-- What you will do --
I would like each line of the data that holds the word "iMovie" copied out.

App and web page records:
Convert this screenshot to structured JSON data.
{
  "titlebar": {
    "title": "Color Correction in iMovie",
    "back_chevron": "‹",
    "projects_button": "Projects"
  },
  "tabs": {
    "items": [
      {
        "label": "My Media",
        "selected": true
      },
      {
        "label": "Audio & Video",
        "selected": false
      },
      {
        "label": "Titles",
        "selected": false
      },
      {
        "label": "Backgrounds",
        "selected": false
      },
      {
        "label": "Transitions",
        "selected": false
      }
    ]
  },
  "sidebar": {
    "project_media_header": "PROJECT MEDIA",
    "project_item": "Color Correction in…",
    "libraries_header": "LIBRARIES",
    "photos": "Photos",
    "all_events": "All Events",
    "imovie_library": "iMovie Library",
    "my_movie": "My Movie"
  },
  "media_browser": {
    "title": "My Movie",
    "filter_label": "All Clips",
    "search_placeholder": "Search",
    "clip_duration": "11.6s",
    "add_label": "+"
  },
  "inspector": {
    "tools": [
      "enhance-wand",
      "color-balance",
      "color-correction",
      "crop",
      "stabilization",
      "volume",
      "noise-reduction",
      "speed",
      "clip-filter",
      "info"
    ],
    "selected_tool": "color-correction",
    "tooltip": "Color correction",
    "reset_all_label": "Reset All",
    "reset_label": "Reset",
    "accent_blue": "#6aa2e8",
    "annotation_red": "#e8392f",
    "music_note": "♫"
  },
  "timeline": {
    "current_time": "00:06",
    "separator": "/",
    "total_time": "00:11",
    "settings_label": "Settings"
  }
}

-- Written response --
    "title": "Color Correction in iMovie",
    "imovie_library": "iMovie Library",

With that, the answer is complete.